Local 4 got a sneak peek of their performance of the song Believer by Imagine Dragons.
The choir prerecorded its performance in Detroit instead of live in Los Angeles because of COVID-19 restrictions and changes to the show.
“It’s going to be something different,” artistic director Anthony White said. “Something that Americans probably been waiting for to see us again because a lot of people inbox me all the time and ask, 'what do you guys got coming up?” said DYC artistic director Anthony White.
- Detroit woman frustrated that Michigan veterinary clinics still won’t let pet owners inside
- City Council votes to make psychedelic mushrooms legal in Ann Arbor
- How time of year babies are born can affect risk of having food allergies
DYC put its own take and meaning to the song.
“Listen to the song how it was originally written, it’s kind of like a darker feel a darker song. They’re really saying that pain makes them a believer, but really the way DYC took it, we wanted to change that up, we didn’t want people watching it and people hearing it to think that we’re a believer because of pain,” said Victoria Hunter, a soprano in the choir. “Though we are in pain, we’re still believers that we can do this, we can change the circumstance and that we know that it’s going to get better.”
“To me it kind of related to everything going by now between the pandemic, racial issues, government issues,” said Malachi Henderson, a tenor in the choir. “You got to believe sometimes for the best of the worst, you have to fight for what’s right.”
Henderson said it also means you have to stand up for that as for yourself and for everybody that is with you.

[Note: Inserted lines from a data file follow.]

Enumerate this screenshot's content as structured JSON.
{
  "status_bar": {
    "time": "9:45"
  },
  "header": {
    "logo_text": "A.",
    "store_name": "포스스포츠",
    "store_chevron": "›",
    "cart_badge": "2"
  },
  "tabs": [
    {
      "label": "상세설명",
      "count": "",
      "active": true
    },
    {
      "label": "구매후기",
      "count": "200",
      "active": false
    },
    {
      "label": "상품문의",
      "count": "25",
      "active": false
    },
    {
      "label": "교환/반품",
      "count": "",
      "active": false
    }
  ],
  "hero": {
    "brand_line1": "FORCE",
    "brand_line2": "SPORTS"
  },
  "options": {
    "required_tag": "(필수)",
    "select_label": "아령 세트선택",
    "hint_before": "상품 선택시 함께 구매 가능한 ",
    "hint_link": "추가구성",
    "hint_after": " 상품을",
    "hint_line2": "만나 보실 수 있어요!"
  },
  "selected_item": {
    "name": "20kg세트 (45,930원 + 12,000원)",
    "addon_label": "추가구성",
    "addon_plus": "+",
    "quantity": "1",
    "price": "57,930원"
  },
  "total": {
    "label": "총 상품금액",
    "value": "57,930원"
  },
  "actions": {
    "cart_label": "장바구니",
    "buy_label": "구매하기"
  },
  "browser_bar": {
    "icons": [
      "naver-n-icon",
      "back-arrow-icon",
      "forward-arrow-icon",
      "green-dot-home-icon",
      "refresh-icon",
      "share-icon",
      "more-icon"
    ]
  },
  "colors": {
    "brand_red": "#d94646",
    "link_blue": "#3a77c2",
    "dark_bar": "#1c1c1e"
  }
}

Shyel White, a soprano in the choir, said the song “means to me that we’re all believers, and we can strive to do anything we put our minds to.”

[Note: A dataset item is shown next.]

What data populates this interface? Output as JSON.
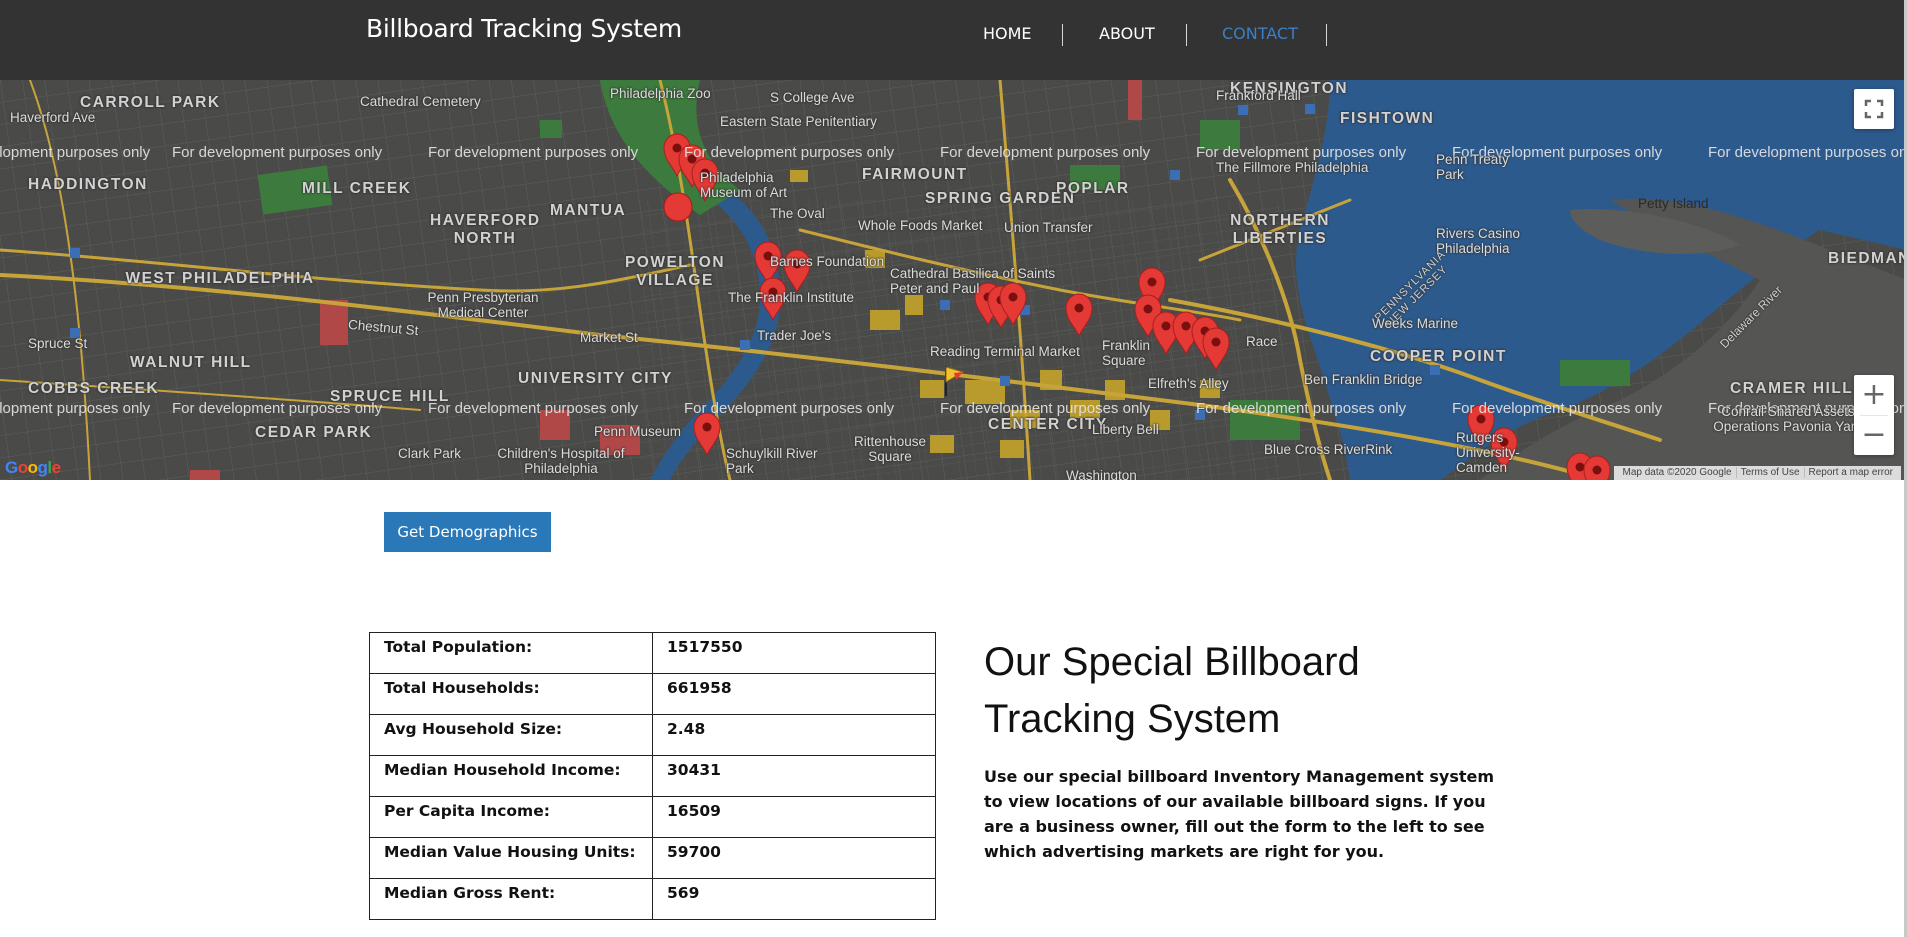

“Believer is the cherry on, the cherry on the top, you know, we’re still out here grinding working, forming,” White said.
White says Detroit Youth Choir is now made up of three different choirs, developing at different levels.
They also have a home at Marygrove Conservancy.
And while the pandemic has kept them from being together the same way, the choir is still finding ways to perform providing hope and inspiration to their audiences. In July they recorded their version of Glory, the song written by John Legend and Common for the movie Selma. The cover was the choir’s way to show support for social justice.
As for the performance on America’s Got Talent, White said the audience is going to see what the kids look like now, a year after they competed on the show and how much work they have done since. White says 13 members have graduated out of the choir.
“I’m really just so proud of us, because the choir that I joined three or four years ago is totally different now and it’s just only gotten better,” Hunter said.
Hunter said we were just a small choir practicing in a church basement, now they have people coming to them and helping them and giving them rehearsal space.
When DYC returned home from Los Angeles last September after competing on AGT, it received a $1 million endowment fund. It was established at the Community Foundation for Southeast Michigan, providing support to the Detroit Youth Choir in perpetuity. As the endowment grows, grants will allow the organization to serve youth to further its purpose to provide positive youth development including training in vocal performance arts along with mentorship and building life and social skills.
Hunter said the choir has become a strong family and has gotten closer together.
Shyel White said being a part of the Detroit Youth Choir improved her self-confidence.
“I didn’t have confidence in myself, but when I joined DYC I gained confidence,” Shyel White said.
“I’ve gained so much from the experiences,” Henderson said. “I see that it’s a lot of hard work, but the hard work will pay off. I mean besides being in front of a crowd and getting all the attention, it’s not just about that, it’s about doing what you love. It’s not all about the money or all about the fame.”
You can watch America’s Got Talent at 8 p.m. Wednesday on Local 4.